lacking which limits our understanding of the sources, sinks, and cycling of dissolved Cu. In
order to fill this gap in knowledge, molecular level information about CuL complexes produced
in culture and found in seawater must be obtained. To investigate this, liquid chromatography
(LC) was coupled to two mass spectrometers (MS), an inductively coupled plasma (ICP) MS and
an electrospray ionization (ESI) MS. By using data supplied by both techniques, the molecular
charateristics of CuLs were determined laboratory cultures of the marine diatom Phaeodactylum
tricornutum and the cyanobacterium Synechococcus, as well as investigating the distribution of
CuLs in natural seawater samples along a line from 56°N to 20°S, along 152°W through the
north and central Pacific Ocean. The CuLs identified in laboratory cultures had molecular
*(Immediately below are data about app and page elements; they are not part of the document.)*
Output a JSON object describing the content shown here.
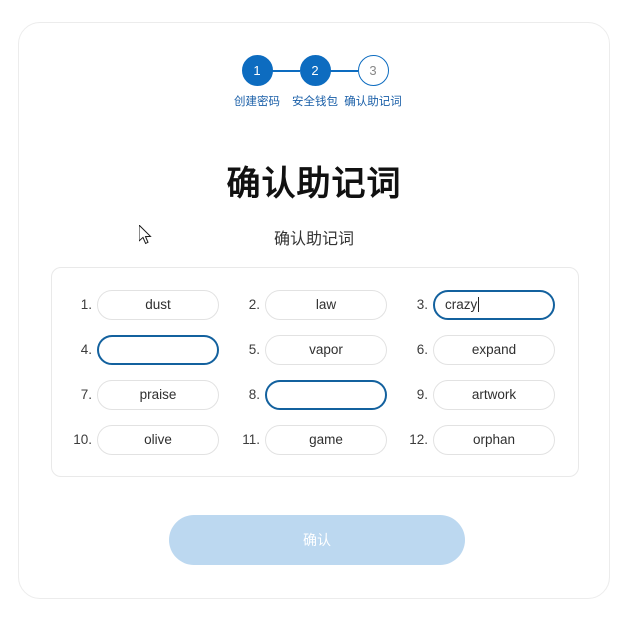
{
  "stepper": {
    "steps": [
      {
        "number": "1",
        "label": "创建密码",
        "state": "done"
      },
      {
        "number": "2",
        "label": "安全钱包",
        "state": "done"
      },
      {
        "number": "3",
        "label": "确认助记词",
        "state": "todo"
      }
    ]
  },
  "page": {
    "title": "确认助记词",
    "subtitle": "确认助记词"
  },
  "mnemonic": {
    "cells": [
      {
        "index": "1.",
        "value": "dust",
        "state": "filled"
      },
      {
        "index": "2.",
        "value": "law",
        "state": "filled"
      },
      {
        "index": "3.",
        "value": "crazy",
        "state": "focused"
      },
      {
        "index": "4.",
        "value": "",
        "state": "blank"
      },
      {
        "index": "5.",
        "value": "vapor",
        "state": "filled"
      },
      {
        "index": "6.",
        "value": "expand",
        "state": "filled"
      },
      {
        "index": "7.",
        "value": "praise",
        "state": "filled"
      },
      {
        "index": "8.",
        "value": "",
        "state": "blank"
      },
      {
        "index": "9.",
        "value": "artwork",
        "state": "filled"
      },
      {
        "index": "10.",
        "value": "olive",
        "state": "filled"
      },
      {
        "index": "11.",
        "value": "game",
        "state": "filled"
      },
      {
        "index": "12.",
        "value": "orphan",
        "state": "filled"
      }
    ]
  },
  "actions": {
    "submit_label": "确认"
  },
  "colors": {
    "accent": "#0d6cc0",
    "focus_border": "#13619e",
    "button_disabled": "#bcd8f0",
    "step_label": "#1a5fa8"
  }
}
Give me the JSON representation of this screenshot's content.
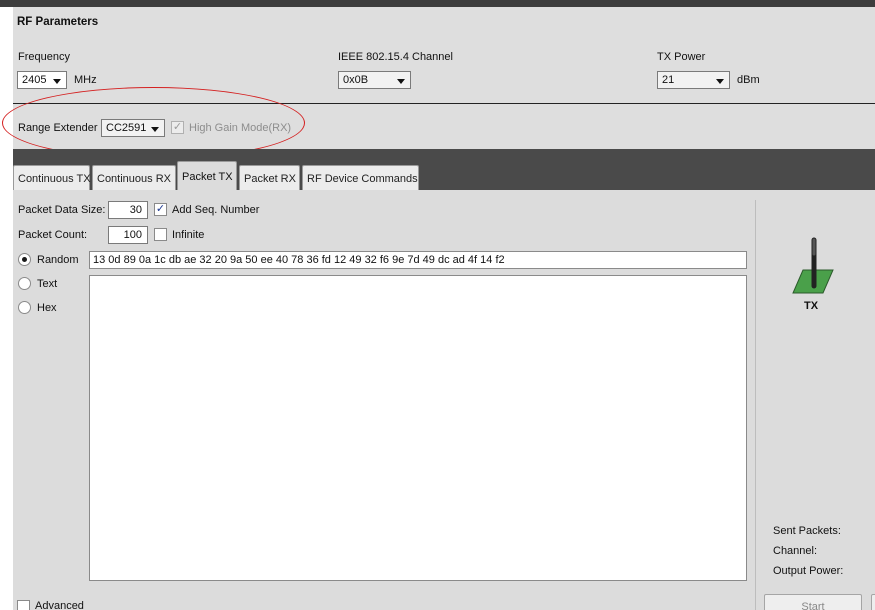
{
  "rf_parameters": {
    "title": "RF Parameters",
    "frequency": {
      "label": "Frequency",
      "value": "2405",
      "unit": "MHz"
    },
    "channel": {
      "label": "IEEE 802.15.4 Channel",
      "value": "0x0B"
    },
    "tx_power": {
      "label": "TX Power",
      "value": "21",
      "unit": "dBm"
    },
    "range_extender": {
      "label": "Range Extender",
      "value": "CC2591",
      "high_gain_label": "High Gain Mode(RX)",
      "high_gain_checked": true,
      "high_gain_enabled": false
    },
    "annotation_color": "#d42020"
  },
  "tabs": [
    {
      "label": "Continuous TX",
      "active": false
    },
    {
      "label": "Continuous RX",
      "active": false
    },
    {
      "label": "Packet TX",
      "active": true
    },
    {
      "label": "Packet RX",
      "active": false
    },
    {
      "label": "RF Device Commands",
      "active": false
    }
  ],
  "packet_tx": {
    "data_size": {
      "label": "Packet Data Size:",
      "value": "30"
    },
    "add_seq": {
      "label": "Add Seq. Number",
      "checked": true
    },
    "count": {
      "label": "Packet Count:",
      "value": "100"
    },
    "infinite": {
      "label": "Infinite",
      "checked": false
    },
    "payload_modes": [
      {
        "label": "Random",
        "selected": true
      },
      {
        "label": "Text",
        "selected": false
      },
      {
        "label": "Hex",
        "selected": false
      }
    ],
    "random_data": "13 0d 89 0a 1c db ae 32 20 9a 50 ee 40 78 36 fd 12 49 32 f6 9e 7d 49 dc ad 4f 14 f2",
    "text_data": "",
    "advanced": {
      "label": "Advanced",
      "checked": false
    }
  },
  "status": {
    "icon_label": "TX",
    "sent_packets_label": "Sent Packets:",
    "channel_label": "Channel:",
    "output_power_label": "Output Power:",
    "start_label": "Start"
  },
  "colors": {
    "antenna_green": "#4aa04a",
    "dark_band": "#4a4a4a",
    "top_bar": "#3d3d3d"
  }
}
formulae and fragmentation patterns characteristic of linear tetrapyrroles, a group of organic
compounds commonly found in biological systems. This identification was further supported by
absorbance and nuclear magnetic resonance spectroscopy. The distribution of CuLs in the
Pacific Ocean showed a highly dynamic and complex mixture of ligands, closely tied to
biological cycles.